Everything we’ve shared in the podcast and blogs this month can be summarized in this one statement. Research tells us that kids with involved dads receive benefits that kids without involved dads don’t get. Each family situation is unique as is each dad/child relationship. Sometimes circumstances can make it challenging for dads to create and maintain a positive relationship with their kids.
Three particular instances are: divorced dads, incarcerated dads, and dads who work away from home. Military dads are another category. If you are one of these dads, check out ideas for strengthening relationships between dads and children.
DADS AT A DISTANCE – DIVORCED
DADS AT A DISTANCE – WORKING
DADS AT A DISTANCE – INCARCERATED
Do you have any tips or ideas to share on staying involved in your child’s life when you are not there on a daily basis? Remember, how you handle the separation (no matter the reason) will make an impact on your child.
Got your attention didn’t I? Now moms, don’t be mad at me because we can be WAY fun, and trust me I am a really fun mom, it’s just that sometimes I feel like fathers are more fun!
So I was curious. Was I just ‘feeling’ less fun? Or is there was a difference in how mothers and fathers have ‘fun’. Here is what I found.
A summary of Fathers Involvement in Their Children’s Schools shared the following (http://nces.ed.gov/pubs98/fathers/):
- Researchers are in agreement that mothers and fathers interact differently with their children (Parke, 1995).
- Fathers spend proportionately more time playing with their children, while mothers spend a greater proportion of their total time with their children in caretaking activities (Lamb, 1986).
- Because mothers spend a greater amount of time overall with their children, they may actually spend more time playing with them than do fathers, yet caretaking is still what best characterizes their time, while play best characterizes the fathers’ overall time with their children. Fathers and mothers also play differently with their children, with fathers much more likely to be rough and tumble (Parke, 1995; Hetherington and Parke, 1993).
Whew!! I’m not less fun! I just play different than fathers do! I would love to hear how you play and have fun. Whether you are a mother or a father, spending time having fun and playing is so important. Share ideas here!
divorce, education, family time, fathers, grandparenting, mother, play, positive parenting, raising teens, social-emotional
On Father’s Day we celebrate the special role fathers play in a child’s life. As I think about fathers, I am aware of the parental role changes over the generations. My grandfathers were the family breadwinners. My father worked hard and was the disciplinarian. He would occasionally play games with us four kids and attend major events we were involved in.
My husband became a father in what I see as a transitional generation. These men found themselves not only being breadwinners, but also were expected to assume more child care responsibilities. They were caught between the world in which they are been children and the changes brought on by the women’s movement.

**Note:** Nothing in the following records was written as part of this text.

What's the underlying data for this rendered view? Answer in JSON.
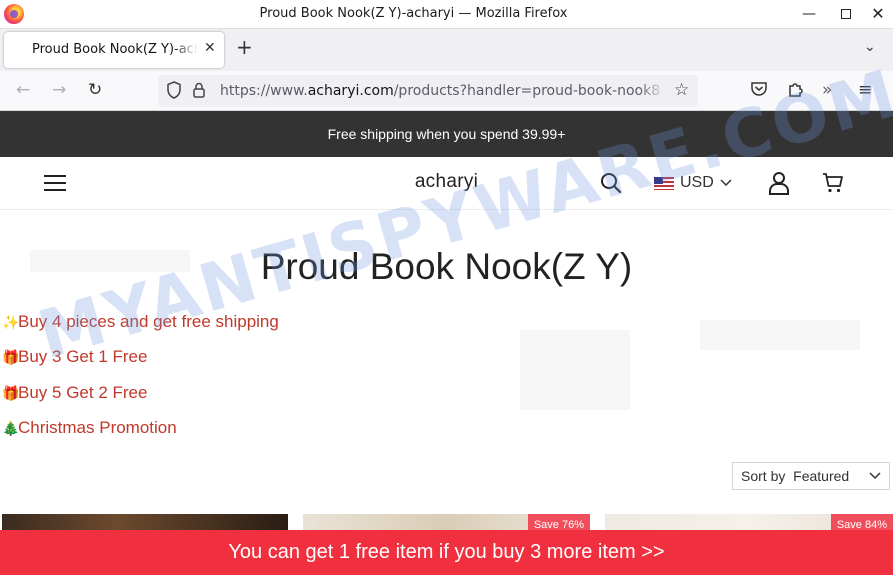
{
  "browser": {
    "window_title": "Proud Book Nook(Z Y)-acharyi — Mozilla Firefox",
    "tab_label": "Proud Book Nook(Z Y)-acharyi",
    "url_prefix": "https://www.",
    "url_domain": "acharyi.com",
    "url_path": "/products?handler=proud-book-nook8"
  },
  "site": {
    "announcement": "Free shipping when you spend 39.99+",
    "brand": "acharyi",
    "currency": "USD",
    "page_title": "Proud Book Nook(Z Y)",
    "promos": [
      {
        "emoji": "✨",
        "text": "Buy 4 pieces and get free shipping"
      },
      {
        "emoji": "🎁",
        "text": "Buy 3 Get 1 Free"
      },
      {
        "emoji": "🎁",
        "text": "Buy 5 Get 2 Free"
      },
      {
        "emoji": "🎄",
        "text": "Christmas Promotion"
      }
    ],
    "sort": {
      "label": "Sort by",
      "value": "Featured"
    },
    "products": [
      {
        "badge": ""
      },
      {
        "badge": "Save 76%"
      },
      {
        "badge": "Save 84%"
      }
    ],
    "bottom_banner": "You can get 1 free item if you buy 3 more item  >>"
  },
  "watermark": "MYANTISPYWARE.COM",
  "colors": {
    "announce_bg": "#333333",
    "promo_text": "#c0392b",
    "bottom_bar": "#f0303f",
    "save_badge": "#f04e5b"
  }
}
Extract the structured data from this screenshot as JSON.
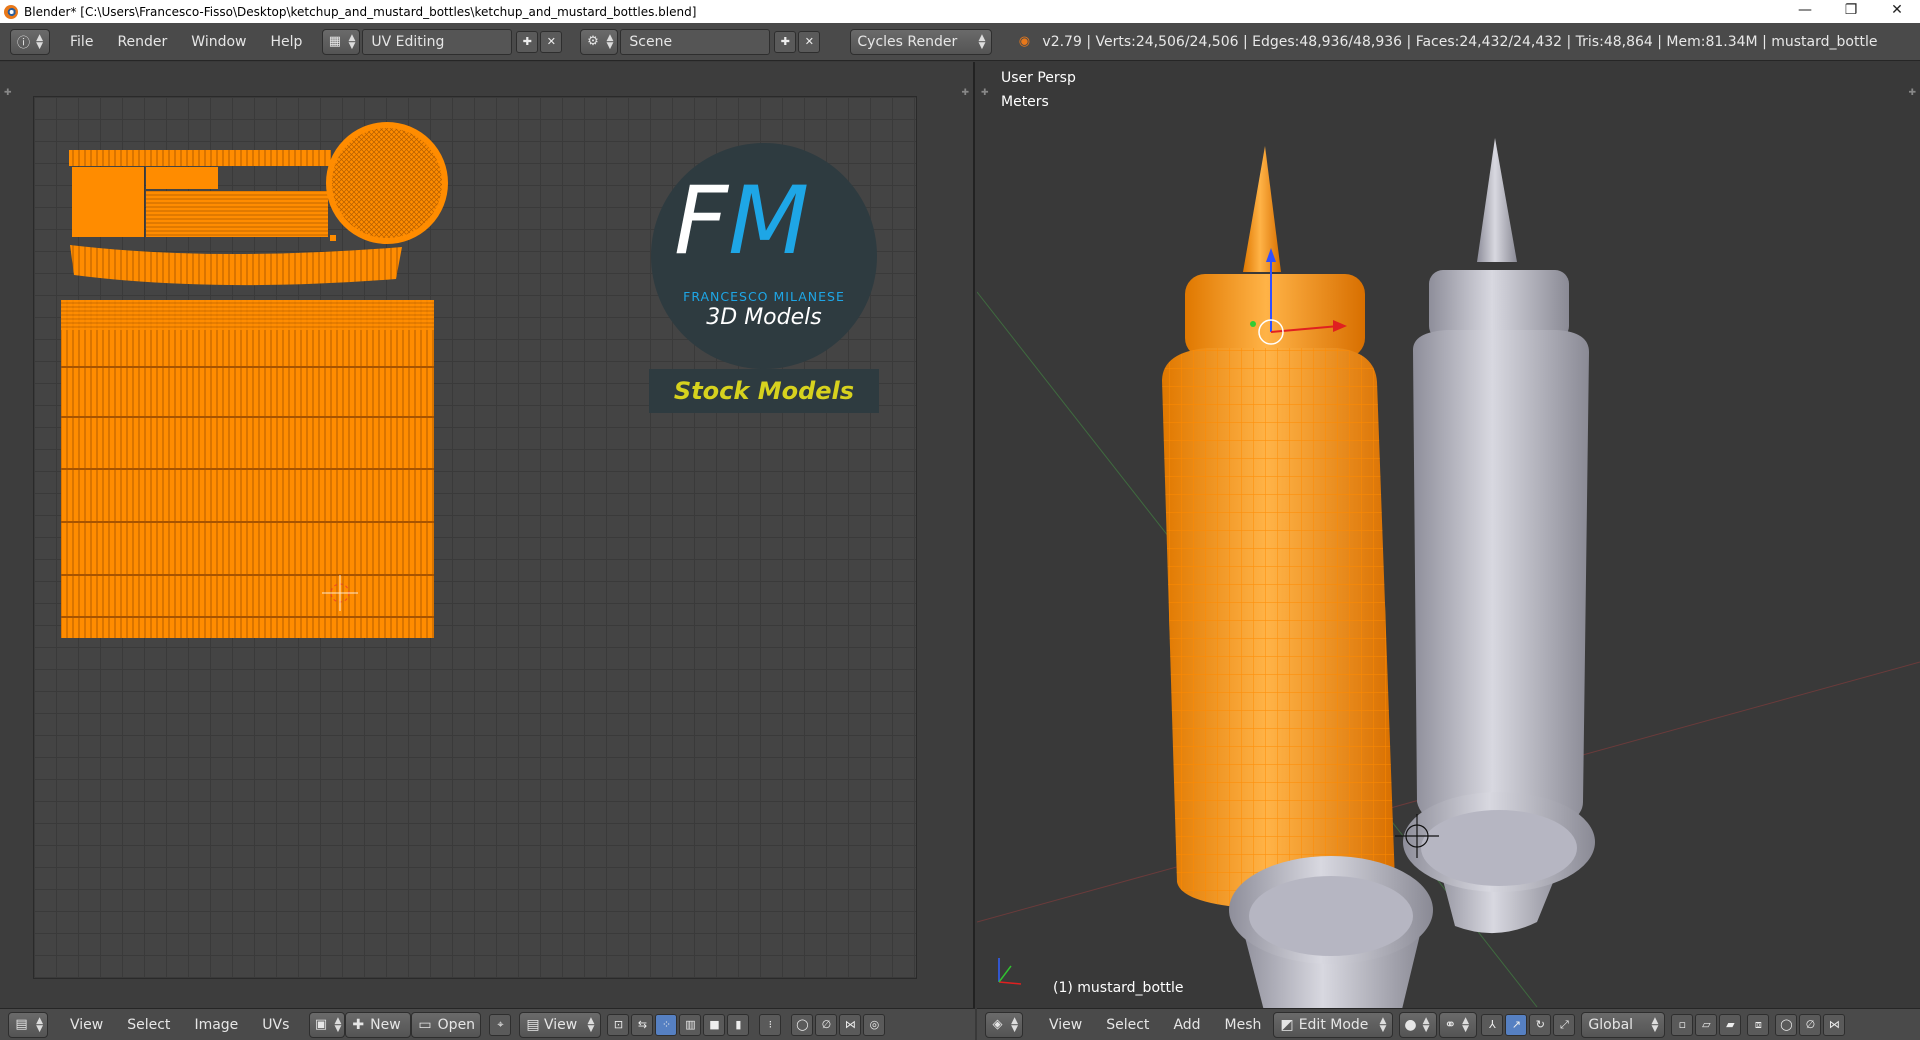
{
  "window": {
    "title": "Blender* [C:\\Users\\Francesco-Fisso\\Desktop\\ketchup_and_mustard_bottles\\ketchup_and_mustard_bottles.blend]",
    "minimize": "—",
    "restore": "❐",
    "close": "✕"
  },
  "header": {
    "menus": [
      "File",
      "Render",
      "Window",
      "Help"
    ],
    "layout": "UV Editing",
    "scene": "Scene",
    "engine": "Cycles Render",
    "stats": "v2.79 | Verts:24,506/24,506 | Edges:48,936/48,936 | Faces:24,432/24,432 | Tris:48,864 | Mem:81.34M | mustard_bottle"
  },
  "uv_editor": {
    "logo_letters_f": "F",
    "logo_letters_m": "M",
    "logo_name": "FRANCESCO MILANESE",
    "logo_sub": "3D Models",
    "logo_banner": "Stock Models",
    "menus": [
      "View",
      "Select",
      "Image",
      "UVs"
    ],
    "new_label": "New",
    "open_label": "Open",
    "view_label": "View"
  },
  "viewport": {
    "perspective": "User Persp",
    "units": "Meters",
    "object_label": "(1) mustard_bottle",
    "menus": [
      "View",
      "Select",
      "Add",
      "Mesh"
    ],
    "mode": "Edit Mode",
    "orientation": "Global"
  },
  "colors": {
    "accent": "#ff8c00",
    "header_bg": "#4a4a4a",
    "panel_bg": "#393939",
    "logo_blue": "#1ea6e6",
    "logo_yellow": "#d7d21e"
  }
}
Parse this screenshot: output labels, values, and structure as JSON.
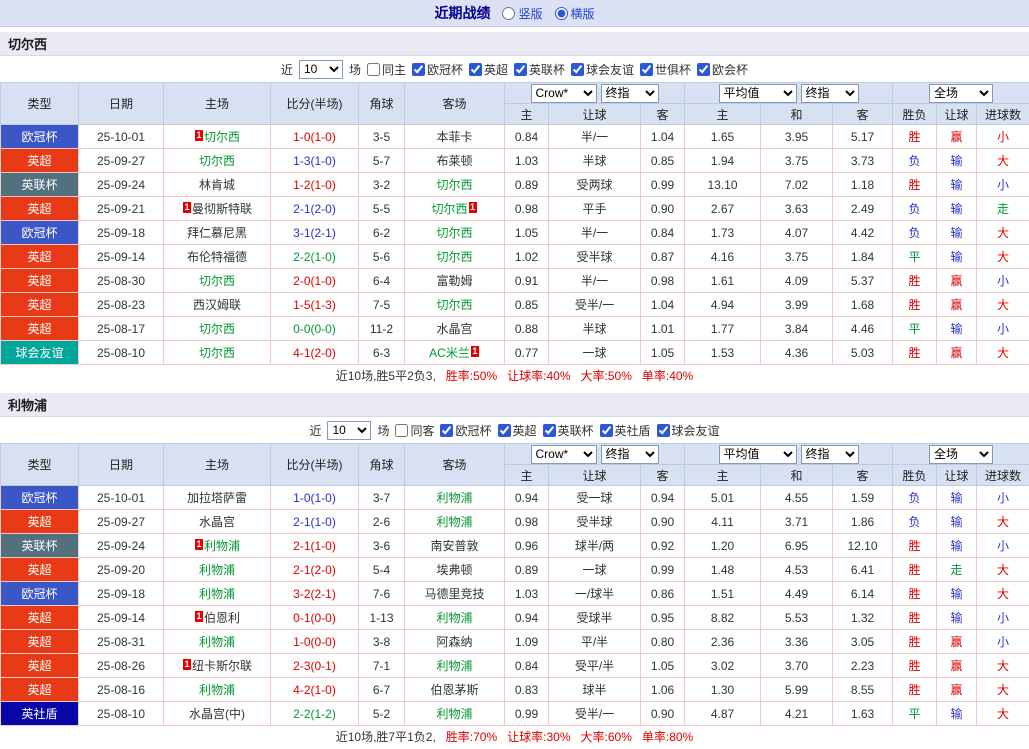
{
  "topbar": {
    "title": "近期战绩",
    "radio_vertical": "竖版",
    "radio_horizontal": "横版"
  },
  "filter_labels": {
    "near": "近",
    "games": "场"
  },
  "table_header": {
    "type": "类型",
    "date": "日期",
    "home": "主场",
    "score": "比分(半场)",
    "corner": "角球",
    "away": "客场",
    "bookmaker_select": "Crow*",
    "final_select": "终指",
    "avg_select": "平均值",
    "final_select2": "终指",
    "scope_select": "全场",
    "sub_home": "主",
    "sub_handicap": "让球",
    "sub_away": "客",
    "sub_home2": "主",
    "sub_draw": "和",
    "sub_away2": "客",
    "result": "胜负",
    "handicap": "让球",
    "goals": "进球数"
  },
  "league_colors": {
    "欧冠杯": "#3b57c6",
    "英超": "#e83a17",
    "英联杯": "#53707e",
    "球会友谊": "#01a69a",
    "英社盾": "#0706a6"
  },
  "sections": [
    {
      "team": "切尔西",
      "filter": {
        "count": "10",
        "venue": "同主",
        "leagues": [
          "欧冠杯",
          "英超",
          "英联杯",
          "球会友谊",
          "世俱杯",
          "欧会杯"
        ]
      },
      "rows": [
        {
          "type": "欧冠杯",
          "date": "25-10-01",
          "home": {
            "name": "切尔西",
            "hl": true,
            "badge": "1",
            "badge_pos": "before"
          },
          "score": {
            "text": "1-0(1-0)",
            "color": "r"
          },
          "corner": "3-5",
          "away": {
            "name": "本菲卡"
          },
          "crown": [
            "0.84",
            "半/一",
            "1.04"
          ],
          "avg": [
            "1.65",
            "3.95",
            "5.17"
          ],
          "result": {
            "text": "胜",
            "color": "r"
          },
          "handicap": {
            "text": "赢",
            "color": "r"
          },
          "goals": {
            "text": "小",
            "color": "r"
          }
        },
        {
          "type": "英超",
          "date": "25-09-27",
          "home": {
            "name": "切尔西",
            "hl": true
          },
          "score": {
            "text": "1-3(1-0)",
            "color": "b"
          },
          "corner": "5-7",
          "away": {
            "name": "布莱顿"
          },
          "crown": [
            "1.03",
            "半球",
            "0.85"
          ],
          "avg": [
            "1.94",
            "3.75",
            "3.73"
          ],
          "result": {
            "text": "负",
            "color": "b"
          },
          "handicap": {
            "text": "输",
            "color": "b"
          },
          "goals": {
            "text": "大",
            "color": "r"
          }
        },
        {
          "type": "英联杯",
          "date": "25-09-24",
          "home": {
            "name": "林肯城"
          },
          "score": {
            "text": "1-2(1-0)",
            "color": "r"
          },
          "corner": "3-2",
          "away": {
            "name": "切尔西",
            "hl": true
          },
          "crown": [
            "0.89",
            "受两球",
            "0.99"
          ],
          "avg": [
            "13.10",
            "7.02",
            "1.18"
          ],
          "result": {
            "text": "胜",
            "color": "r"
          },
          "handicap": {
            "text": "输",
            "color": "b"
          },
          "goals": {
            "text": "小",
            "color": "b"
          }
        },
        {
          "type": "英超",
          "date": "25-09-21",
          "home": {
            "name": "曼彻斯特联",
            "badge": "1",
            "badge_pos": "before"
          },
          "score": {
            "text": "2-1(2-0)",
            "color": "b"
          },
          "corner": "5-5",
          "away": {
            "name": "切尔西",
            "hl": true,
            "badge": "1",
            "badge_pos": "after"
          },
          "crown": [
            "0.98",
            "平手",
            "0.90"
          ],
          "avg": [
            "2.67",
            "3.63",
            "2.49"
          ],
          "result": {
            "text": "负",
            "color": "b"
          },
          "handicap": {
            "text": "输",
            "color": "b"
          },
          "goals": {
            "text": "走",
            "color": "g"
          }
        },
        {
          "type": "欧冠杯",
          "date": "25-09-18",
          "home": {
            "name": "拜仁慕尼黑"
          },
          "score": {
            "text": "3-1(2-1)",
            "color": "b"
          },
          "corner": "6-2",
          "away": {
            "name": "切尔西",
            "hl": true
          },
          "crown": [
            "1.05",
            "半/一",
            "0.84"
          ],
          "avg": [
            "1.73",
            "4.07",
            "4.42"
          ],
          "result": {
            "text": "负",
            "color": "b"
          },
          "handicap": {
            "text": "输",
            "color": "b"
          },
          "goals": {
            "text": "大",
            "color": "r"
          }
        },
        {
          "type": "英超",
          "date": "25-09-14",
          "home": {
            "name": "布伦特福德"
          },
          "score": {
            "text": "2-2(1-0)",
            "color": "g"
          },
          "corner": "5-6",
          "away": {
            "name": "切尔西",
            "hl": true
          },
          "crown": [
            "1.02",
            "受半球",
            "0.87"
          ],
          "avg": [
            "4.16",
            "3.75",
            "1.84"
          ],
          "result": {
            "text": "平",
            "color": "g"
          },
          "handicap": {
            "text": "输",
            "color": "b"
          },
          "goals": {
            "text": "大",
            "color": "r"
          }
        },
        {
          "type": "英超",
          "date": "25-08-30",
          "home": {
            "name": "切尔西",
            "hl": true
          },
          "score": {
            "text": "2-0(1-0)",
            "color": "r"
          },
          "corner": "6-4",
          "away": {
            "name": "富勒姆"
          },
          "crown": [
            "0.91",
            "半/一",
            "0.98"
          ],
          "avg": [
            "1.61",
            "4.09",
            "5.37"
          ],
          "result": {
            "text": "胜",
            "color": "r"
          },
          "handicap": {
            "text": "赢",
            "color": "r"
          },
          "goals": {
            "text": "小",
            "color": "b"
          }
        },
        {
          "type": "英超",
          "date": "25-08-23",
          "home": {
            "name": "西汉姆联"
          },
          "score": {
            "text": "1-5(1-3)",
            "color": "r"
          },
          "corner": "7-5",
          "away": {
            "name": "切尔西",
            "hl": true
          },
          "crown": [
            "0.85",
            "受半/一",
            "1.04"
          ],
          "avg": [
            "4.94",
            "3.99",
            "1.68"
          ],
          "result": {
            "text": "胜",
            "color": "r"
          },
          "handicap": {
            "text": "赢",
            "color": "r"
          },
          "goals": {
            "text": "大",
            "color": "r"
          }
        },
        {
          "type": "英超",
          "date": "25-08-17",
          "home": {
            "name": "切尔西",
            "hl": true
          },
          "score": {
            "text": "0-0(0-0)",
            "color": "g"
          },
          "corner": "11-2",
          "away": {
            "name": "水晶宫"
          },
          "crown": [
            "0.88",
            "半球",
            "1.01"
          ],
          "avg": [
            "1.77",
            "3.84",
            "4.46"
          ],
          "result": {
            "text": "平",
            "color": "g"
          },
          "handicap": {
            "text": "输",
            "color": "b"
          },
          "goals": {
            "text": "小",
            "color": "b"
          }
        },
        {
          "type": "球会友谊",
          "date": "25-08-10",
          "home": {
            "name": "切尔西",
            "hl": true
          },
          "score": {
            "text": "4-1(2-0)",
            "color": "r"
          },
          "corner": "6-3",
          "away": {
            "name": "AC米兰",
            "hl": true,
            "badge": "1",
            "badge_pos": "after"
          },
          "crown": [
            "0.77",
            "一球",
            "1.05"
          ],
          "avg": [
            "1.53",
            "4.36",
            "5.03"
          ],
          "result": {
            "text": "胜",
            "color": "r"
          },
          "handicap": {
            "text": "赢",
            "color": "r"
          },
          "goals": {
            "text": "大",
            "color": "r"
          }
        }
      ],
      "summary": {
        "lead": "近10场,胜5平2负3,",
        "stats": [
          "胜率:50%",
          "让球率:40%",
          "大率:50%",
          "单率:40%"
        ]
      }
    },
    {
      "team": "利物浦",
      "filter": {
        "count": "10",
        "venue": "同客",
        "leagues": [
          "欧冠杯",
          "英超",
          "英联杯",
          "英社盾",
          "球会友谊"
        ]
      },
      "rows": [
        {
          "type": "欧冠杯",
          "date": "25-10-01",
          "home": {
            "name": "加拉塔萨雷"
          },
          "score": {
            "text": "1-0(1-0)",
            "color": "b"
          },
          "corner": "3-7",
          "away": {
            "name": "利物浦",
            "hl": true
          },
          "crown": [
            "0.94",
            "受一球",
            "0.94"
          ],
          "avg": [
            "5.01",
            "4.55",
            "1.59"
          ],
          "result": {
            "text": "负",
            "color": "b"
          },
          "handicap": {
            "text": "输",
            "color": "b"
          },
          "goals": {
            "text": "小",
            "color": "b"
          }
        },
        {
          "type": "英超",
          "date": "25-09-27",
          "home": {
            "name": "水晶宫"
          },
          "score": {
            "text": "2-1(1-0)",
            "color": "b"
          },
          "corner": "2-6",
          "away": {
            "name": "利物浦",
            "hl": true
          },
          "crown": [
            "0.98",
            "受半球",
            "0.90"
          ],
          "avg": [
            "4.11",
            "3.71",
            "1.86"
          ],
          "result": {
            "text": "负",
            "color": "b"
          },
          "handicap": {
            "text": "输",
            "color": "b"
          },
          "goals": {
            "text": "大",
            "color": "r"
          }
        },
        {
          "type": "英联杯",
          "date": "25-09-24",
          "home": {
            "name": "利物浦",
            "hl": true,
            "badge": "1",
            "badge_pos": "before"
          },
          "score": {
            "text": "2-1(1-0)",
            "color": "r"
          },
          "corner": "3-6",
          "away": {
            "name": "南安普敦"
          },
          "crown": [
            "0.96",
            "球半/两",
            "0.92"
          ],
          "avg": [
            "1.20",
            "6.95",
            "12.10"
          ],
          "result": {
            "text": "胜",
            "color": "r"
          },
          "handicap": {
            "text": "输",
            "color": "b"
          },
          "goals": {
            "text": "小",
            "color": "b"
          }
        },
        {
          "type": "英超",
          "date": "25-09-20",
          "home": {
            "name": "利物浦",
            "hl": true
          },
          "score": {
            "text": "2-1(2-0)",
            "color": "r"
          },
          "corner": "5-4",
          "away": {
            "name": "埃弗顿"
          },
          "crown": [
            "0.89",
            "一球",
            "0.99"
          ],
          "avg": [
            "1.48",
            "4.53",
            "6.41"
          ],
          "result": {
            "text": "胜",
            "color": "r"
          },
          "handicap": {
            "text": "走",
            "color": "g"
          },
          "goals": {
            "text": "大",
            "color": "r"
          }
        },
        {
          "type": "欧冠杯",
          "date": "25-09-18",
          "home": {
            "name": "利物浦",
            "hl": true
          },
          "score": {
            "text": "3-2(2-1)",
            "color": "r"
          },
          "corner": "7-6",
          "away": {
            "name": "马德里竞技"
          },
          "crown": [
            "1.03",
            "一/球半",
            "0.86"
          ],
          "avg": [
            "1.51",
            "4.49",
            "6.14"
          ],
          "result": {
            "text": "胜",
            "color": "r"
          },
          "handicap": {
            "text": "输",
            "color": "b"
          },
          "goals": {
            "text": "大",
            "color": "r"
          }
        },
        {
          "type": "英超",
          "date": "25-09-14",
          "home": {
            "name": "伯恩利",
            "badge": "1",
            "badge_pos": "before"
          },
          "score": {
            "text": "0-1(0-0)",
            "color": "r"
          },
          "corner": "1-13",
          "away": {
            "name": "利物浦",
            "hl": true
          },
          "crown": [
            "0.94",
            "受球半",
            "0.95"
          ],
          "avg": [
            "8.82",
            "5.53",
            "1.32"
          ],
          "result": {
            "text": "胜",
            "color": "r"
          },
          "handicap": {
            "text": "输",
            "color": "b"
          },
          "goals": {
            "text": "小",
            "color": "b"
          }
        },
        {
          "type": "英超",
          "date": "25-08-31",
          "home": {
            "name": "利物浦",
            "hl": true
          },
          "score": {
            "text": "1-0(0-0)",
            "color": "r"
          },
          "corner": "3-8",
          "away": {
            "name": "阿森纳"
          },
          "crown": [
            "1.09",
            "平/半",
            "0.80"
          ],
          "avg": [
            "2.36",
            "3.36",
            "3.05"
          ],
          "result": {
            "text": "胜",
            "color": "r"
          },
          "handicap": {
            "text": "赢",
            "color": "r"
          },
          "goals": {
            "text": "小",
            "color": "b"
          }
        },
        {
          "type": "英超",
          "date": "25-08-26",
          "home": {
            "name": "纽卡斯尔联",
            "badge": "1",
            "badge_pos": "before"
          },
          "score": {
            "text": "2-3(0-1)",
            "color": "r"
          },
          "corner": "7-1",
          "away": {
            "name": "利物浦",
            "hl": true
          },
          "crown": [
            "0.84",
            "受平/半",
            "1.05"
          ],
          "avg": [
            "3.02",
            "3.70",
            "2.23"
          ],
          "result": {
            "text": "胜",
            "color": "r"
          },
          "handicap": {
            "text": "赢",
            "color": "r"
          },
          "goals": {
            "text": "大",
            "color": "r"
          }
        },
        {
          "type": "英超",
          "date": "25-08-16",
          "home": {
            "name": "利物浦",
            "hl": true
          },
          "score": {
            "text": "4-2(1-0)",
            "color": "r"
          },
          "corner": "6-7",
          "away": {
            "name": "伯恩茅斯"
          },
          "crown": [
            "0.83",
            "球半",
            "1.06"
          ],
          "avg": [
            "1.30",
            "5.99",
            "8.55"
          ],
          "result": {
            "text": "胜",
            "color": "r"
          },
          "handicap": {
            "text": "赢",
            "color": "r"
          },
          "goals": {
            "text": "大",
            "color": "r"
          }
        },
        {
          "type": "英社盾",
          "date": "25-08-10",
          "home": {
            "name": "水晶宫(中)"
          },
          "score": {
            "text": "2-2(1-2)",
            "color": "g"
          },
          "corner": "5-2",
          "away": {
            "name": "利物浦",
            "hl": true
          },
          "crown": [
            "0.99",
            "受半/一",
            "0.90"
          ],
          "avg": [
            "4.87",
            "4.21",
            "1.63"
          ],
          "result": {
            "text": "平",
            "color": "g"
          },
          "handicap": {
            "text": "输",
            "color": "b"
          },
          "goals": {
            "text": "大",
            "color": "r"
          }
        }
      ],
      "summary": {
        "lead": "近10场,胜7平1负2,",
        "stats": [
          "胜率:70%",
          "让球率:30%",
          "大率:60%",
          "单率:80%"
        ]
      }
    }
  ]
}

When our daughters started their families, the expectation was that the fathers be actively engaged in all parts of the children’s lives. Fathers in the delivery rooms are now the norm. Today I see a blend of the last two generations. Some couples choose more “traditional” roles while others embrace the “modern” role.
One constant through the generations is the love fathers have for their children. How they demonstrate it may vary, but involved fathers have a major impact on their children’s development.
How have you seen fathers’ roles change?
fathers, parenting, social-emotional
So I have a confession. I usually consider myself pretty tech savvy. This week however, I learned something that has fascinated me about the internet. Did you know that if you google any topic and then use the :edu you will pull up more resources with educational credibility? It might look like this: fathering site:edu
I HAD NO IDEA!!!!
So I did that for our monthly topic on Fathers. AND WOW! I found ‘real’ information from credible and research based resources.
DAD’S you gotta try this! (ok everyone should!)
Here are just a couple of sites I can’t get enough of:
What are some great sites you found when you tried the :edu ?
education, fathers, parenting, positive parenting
Fathers are different from mothers, but offer love, guidance and support in their own unique way. During June, we’ll talk about the role of fathers and what research has to say about this important role.
National studies show that an overwhelming majority of Americans agree that fathers play an important and irreplaceable role in the lives of children. Seven out of 10 people in one study agreed that the physical absence of fathers from the home is the most significant social problem facing America.
Join us in June as we talk celebrate ‘All About Fathers’.
Podcast: Play in new window
family time, fathers, parenting, play, podcast, positive parenting